----- Input -----

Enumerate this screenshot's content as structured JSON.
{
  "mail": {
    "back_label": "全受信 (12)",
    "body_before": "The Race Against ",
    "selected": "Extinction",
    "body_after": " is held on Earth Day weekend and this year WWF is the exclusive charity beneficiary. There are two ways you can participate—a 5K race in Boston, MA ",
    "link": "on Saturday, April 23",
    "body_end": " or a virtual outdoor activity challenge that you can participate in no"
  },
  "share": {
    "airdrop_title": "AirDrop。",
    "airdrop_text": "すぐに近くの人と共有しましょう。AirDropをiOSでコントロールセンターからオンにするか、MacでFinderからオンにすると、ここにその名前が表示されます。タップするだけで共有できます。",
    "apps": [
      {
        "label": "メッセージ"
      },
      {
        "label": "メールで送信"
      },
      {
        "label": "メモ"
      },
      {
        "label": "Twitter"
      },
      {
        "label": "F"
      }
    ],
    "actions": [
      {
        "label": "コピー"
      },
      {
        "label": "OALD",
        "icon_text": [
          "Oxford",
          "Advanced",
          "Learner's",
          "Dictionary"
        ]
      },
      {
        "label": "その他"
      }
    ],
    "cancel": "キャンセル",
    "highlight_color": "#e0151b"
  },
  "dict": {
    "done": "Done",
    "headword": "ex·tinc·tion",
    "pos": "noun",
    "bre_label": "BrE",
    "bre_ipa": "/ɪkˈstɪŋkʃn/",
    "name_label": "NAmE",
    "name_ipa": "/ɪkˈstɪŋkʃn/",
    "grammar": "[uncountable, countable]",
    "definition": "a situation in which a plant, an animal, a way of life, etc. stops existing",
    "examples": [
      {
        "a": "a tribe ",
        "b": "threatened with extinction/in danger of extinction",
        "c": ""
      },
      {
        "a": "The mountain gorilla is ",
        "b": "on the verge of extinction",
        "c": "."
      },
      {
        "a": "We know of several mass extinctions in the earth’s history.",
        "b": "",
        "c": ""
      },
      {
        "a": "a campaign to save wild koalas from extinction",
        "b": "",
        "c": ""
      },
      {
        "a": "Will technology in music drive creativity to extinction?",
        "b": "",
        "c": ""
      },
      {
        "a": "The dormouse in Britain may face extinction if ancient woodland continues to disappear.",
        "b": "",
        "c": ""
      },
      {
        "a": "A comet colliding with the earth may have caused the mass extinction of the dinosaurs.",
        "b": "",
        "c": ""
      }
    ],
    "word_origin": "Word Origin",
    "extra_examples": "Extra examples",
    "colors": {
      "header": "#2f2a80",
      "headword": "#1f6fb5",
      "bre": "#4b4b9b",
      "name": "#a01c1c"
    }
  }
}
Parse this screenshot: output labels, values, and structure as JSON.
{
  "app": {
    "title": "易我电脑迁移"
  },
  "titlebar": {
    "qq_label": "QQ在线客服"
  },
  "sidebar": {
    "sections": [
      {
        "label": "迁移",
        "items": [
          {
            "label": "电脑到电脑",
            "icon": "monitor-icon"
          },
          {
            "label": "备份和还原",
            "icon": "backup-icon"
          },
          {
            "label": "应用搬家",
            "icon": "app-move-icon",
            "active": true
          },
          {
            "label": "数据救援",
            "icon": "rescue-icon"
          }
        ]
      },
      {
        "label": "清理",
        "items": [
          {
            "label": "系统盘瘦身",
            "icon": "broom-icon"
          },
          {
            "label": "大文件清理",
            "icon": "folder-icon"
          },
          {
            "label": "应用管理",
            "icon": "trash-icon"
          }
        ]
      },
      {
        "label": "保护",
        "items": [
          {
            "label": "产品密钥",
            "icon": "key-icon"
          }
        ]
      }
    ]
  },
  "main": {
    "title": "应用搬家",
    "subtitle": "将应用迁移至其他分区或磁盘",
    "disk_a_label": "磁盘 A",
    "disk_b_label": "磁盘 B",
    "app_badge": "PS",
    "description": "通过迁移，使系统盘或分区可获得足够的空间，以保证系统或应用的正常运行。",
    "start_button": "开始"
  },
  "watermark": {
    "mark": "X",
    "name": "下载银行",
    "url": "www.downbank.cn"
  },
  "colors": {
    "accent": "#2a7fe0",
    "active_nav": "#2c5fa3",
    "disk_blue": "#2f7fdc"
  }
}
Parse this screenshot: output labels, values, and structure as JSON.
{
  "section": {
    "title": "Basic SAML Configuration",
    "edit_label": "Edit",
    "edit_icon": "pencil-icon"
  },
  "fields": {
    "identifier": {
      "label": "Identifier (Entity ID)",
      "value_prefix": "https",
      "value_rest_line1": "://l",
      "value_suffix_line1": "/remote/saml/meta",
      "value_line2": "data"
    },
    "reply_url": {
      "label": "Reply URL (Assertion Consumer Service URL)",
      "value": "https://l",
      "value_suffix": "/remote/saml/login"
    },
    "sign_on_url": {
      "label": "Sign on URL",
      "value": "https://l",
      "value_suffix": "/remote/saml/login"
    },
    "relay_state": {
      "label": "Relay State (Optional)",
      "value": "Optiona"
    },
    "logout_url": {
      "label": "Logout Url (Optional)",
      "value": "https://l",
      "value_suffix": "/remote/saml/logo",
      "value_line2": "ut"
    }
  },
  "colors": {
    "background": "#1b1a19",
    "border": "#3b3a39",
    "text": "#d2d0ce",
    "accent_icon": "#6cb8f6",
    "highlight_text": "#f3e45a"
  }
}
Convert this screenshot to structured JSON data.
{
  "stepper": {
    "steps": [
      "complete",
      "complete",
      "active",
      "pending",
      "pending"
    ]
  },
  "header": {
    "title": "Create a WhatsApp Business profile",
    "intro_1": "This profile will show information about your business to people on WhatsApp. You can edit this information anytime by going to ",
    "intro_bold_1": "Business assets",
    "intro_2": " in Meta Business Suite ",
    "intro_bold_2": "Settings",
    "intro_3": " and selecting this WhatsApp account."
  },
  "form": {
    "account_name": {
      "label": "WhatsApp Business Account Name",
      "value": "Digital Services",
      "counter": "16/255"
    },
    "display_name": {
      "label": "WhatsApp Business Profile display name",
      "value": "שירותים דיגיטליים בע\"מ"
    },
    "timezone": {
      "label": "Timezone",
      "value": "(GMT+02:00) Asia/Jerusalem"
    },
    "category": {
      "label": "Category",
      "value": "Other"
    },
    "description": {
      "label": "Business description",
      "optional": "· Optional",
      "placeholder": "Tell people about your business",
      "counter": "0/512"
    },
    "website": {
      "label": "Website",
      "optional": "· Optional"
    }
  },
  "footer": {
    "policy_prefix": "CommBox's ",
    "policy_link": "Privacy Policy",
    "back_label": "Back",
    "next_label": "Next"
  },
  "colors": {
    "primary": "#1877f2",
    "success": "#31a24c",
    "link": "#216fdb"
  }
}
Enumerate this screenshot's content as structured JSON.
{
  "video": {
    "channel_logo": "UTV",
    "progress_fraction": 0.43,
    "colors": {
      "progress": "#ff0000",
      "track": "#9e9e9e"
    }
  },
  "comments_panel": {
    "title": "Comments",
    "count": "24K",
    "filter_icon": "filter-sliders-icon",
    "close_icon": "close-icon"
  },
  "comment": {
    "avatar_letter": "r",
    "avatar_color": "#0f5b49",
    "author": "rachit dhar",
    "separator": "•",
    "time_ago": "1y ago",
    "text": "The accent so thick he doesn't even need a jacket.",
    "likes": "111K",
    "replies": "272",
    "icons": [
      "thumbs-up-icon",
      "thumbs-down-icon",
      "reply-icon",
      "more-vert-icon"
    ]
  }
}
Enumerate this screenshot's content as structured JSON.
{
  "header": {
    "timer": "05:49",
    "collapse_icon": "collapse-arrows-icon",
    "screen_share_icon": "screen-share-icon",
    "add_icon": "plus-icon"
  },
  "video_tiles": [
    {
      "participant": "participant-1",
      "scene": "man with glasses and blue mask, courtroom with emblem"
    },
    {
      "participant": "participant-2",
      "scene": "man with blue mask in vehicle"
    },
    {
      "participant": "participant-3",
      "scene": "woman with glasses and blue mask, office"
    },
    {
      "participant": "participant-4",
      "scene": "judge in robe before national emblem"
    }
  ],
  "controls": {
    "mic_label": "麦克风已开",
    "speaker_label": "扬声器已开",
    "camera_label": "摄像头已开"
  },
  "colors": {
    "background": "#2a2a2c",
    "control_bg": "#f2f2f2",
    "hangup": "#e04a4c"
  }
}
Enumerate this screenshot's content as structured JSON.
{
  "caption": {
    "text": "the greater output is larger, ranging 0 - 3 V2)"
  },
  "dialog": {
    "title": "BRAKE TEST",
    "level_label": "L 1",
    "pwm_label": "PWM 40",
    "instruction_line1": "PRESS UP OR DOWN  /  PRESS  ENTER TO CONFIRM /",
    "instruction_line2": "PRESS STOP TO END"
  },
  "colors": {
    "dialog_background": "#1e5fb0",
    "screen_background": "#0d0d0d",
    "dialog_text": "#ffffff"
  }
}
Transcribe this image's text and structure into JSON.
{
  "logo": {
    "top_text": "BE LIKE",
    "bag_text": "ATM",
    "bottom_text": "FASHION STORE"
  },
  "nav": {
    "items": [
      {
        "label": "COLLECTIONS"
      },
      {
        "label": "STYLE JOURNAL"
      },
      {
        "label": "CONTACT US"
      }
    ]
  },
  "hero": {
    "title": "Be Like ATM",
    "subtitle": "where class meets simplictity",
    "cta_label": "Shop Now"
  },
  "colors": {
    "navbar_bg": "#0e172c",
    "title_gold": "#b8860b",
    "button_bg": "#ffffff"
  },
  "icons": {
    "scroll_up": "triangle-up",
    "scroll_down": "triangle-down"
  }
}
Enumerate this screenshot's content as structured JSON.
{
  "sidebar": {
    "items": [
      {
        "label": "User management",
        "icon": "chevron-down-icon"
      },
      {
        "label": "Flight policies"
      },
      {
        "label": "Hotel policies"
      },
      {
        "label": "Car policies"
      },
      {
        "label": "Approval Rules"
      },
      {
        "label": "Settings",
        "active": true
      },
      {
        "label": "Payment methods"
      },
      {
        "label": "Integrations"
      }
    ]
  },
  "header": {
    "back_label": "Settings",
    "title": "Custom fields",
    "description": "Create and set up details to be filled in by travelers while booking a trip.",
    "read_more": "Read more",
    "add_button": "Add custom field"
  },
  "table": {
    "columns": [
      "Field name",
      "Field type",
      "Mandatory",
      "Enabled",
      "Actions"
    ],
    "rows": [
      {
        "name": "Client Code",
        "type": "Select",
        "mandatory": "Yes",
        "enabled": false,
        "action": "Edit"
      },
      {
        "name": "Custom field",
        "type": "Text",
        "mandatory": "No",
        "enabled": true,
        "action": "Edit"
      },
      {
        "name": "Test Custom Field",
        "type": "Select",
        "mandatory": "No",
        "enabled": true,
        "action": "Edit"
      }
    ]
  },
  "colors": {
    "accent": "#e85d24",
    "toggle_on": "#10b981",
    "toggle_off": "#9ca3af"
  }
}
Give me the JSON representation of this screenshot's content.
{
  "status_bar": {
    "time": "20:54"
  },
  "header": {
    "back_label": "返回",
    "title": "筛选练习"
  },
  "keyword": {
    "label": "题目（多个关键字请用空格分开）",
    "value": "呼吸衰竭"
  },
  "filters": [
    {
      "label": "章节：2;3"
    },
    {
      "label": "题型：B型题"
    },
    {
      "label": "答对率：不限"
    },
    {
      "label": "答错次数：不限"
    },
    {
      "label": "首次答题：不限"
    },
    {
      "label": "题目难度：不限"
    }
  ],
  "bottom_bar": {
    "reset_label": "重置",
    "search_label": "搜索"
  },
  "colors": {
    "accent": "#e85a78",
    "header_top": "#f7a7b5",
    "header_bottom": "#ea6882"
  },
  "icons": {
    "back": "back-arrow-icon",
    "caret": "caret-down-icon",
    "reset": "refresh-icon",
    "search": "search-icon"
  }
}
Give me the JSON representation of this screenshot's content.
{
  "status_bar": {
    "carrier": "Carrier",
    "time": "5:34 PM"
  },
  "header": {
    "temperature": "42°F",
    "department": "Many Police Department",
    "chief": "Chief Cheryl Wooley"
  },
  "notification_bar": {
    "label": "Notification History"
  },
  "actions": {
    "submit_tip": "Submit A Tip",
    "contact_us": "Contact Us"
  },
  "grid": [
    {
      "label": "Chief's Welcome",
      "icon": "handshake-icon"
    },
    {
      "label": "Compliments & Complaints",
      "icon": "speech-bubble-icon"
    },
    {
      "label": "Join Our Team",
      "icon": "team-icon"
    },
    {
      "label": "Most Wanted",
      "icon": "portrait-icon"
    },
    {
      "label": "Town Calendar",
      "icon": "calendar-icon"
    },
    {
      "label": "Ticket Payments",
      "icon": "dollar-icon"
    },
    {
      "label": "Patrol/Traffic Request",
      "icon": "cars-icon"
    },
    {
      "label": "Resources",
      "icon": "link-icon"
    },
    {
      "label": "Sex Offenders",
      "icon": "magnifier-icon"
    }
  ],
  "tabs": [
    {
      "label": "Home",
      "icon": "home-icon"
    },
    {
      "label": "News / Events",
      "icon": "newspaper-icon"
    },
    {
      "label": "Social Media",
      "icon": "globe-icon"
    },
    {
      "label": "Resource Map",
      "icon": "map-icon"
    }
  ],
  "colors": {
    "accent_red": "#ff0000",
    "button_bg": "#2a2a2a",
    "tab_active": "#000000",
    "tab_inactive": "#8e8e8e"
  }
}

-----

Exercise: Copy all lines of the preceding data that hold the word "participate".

Answer for this exercise:
    "body_after": " is held on Earth Day weekend and this year WWF is the exclusive charity beneficiary. There are two ways you can participate—a 5K race in Boston, MA ",
    "body_end": " or a virtual outdoor activity challenge that you can participate in no"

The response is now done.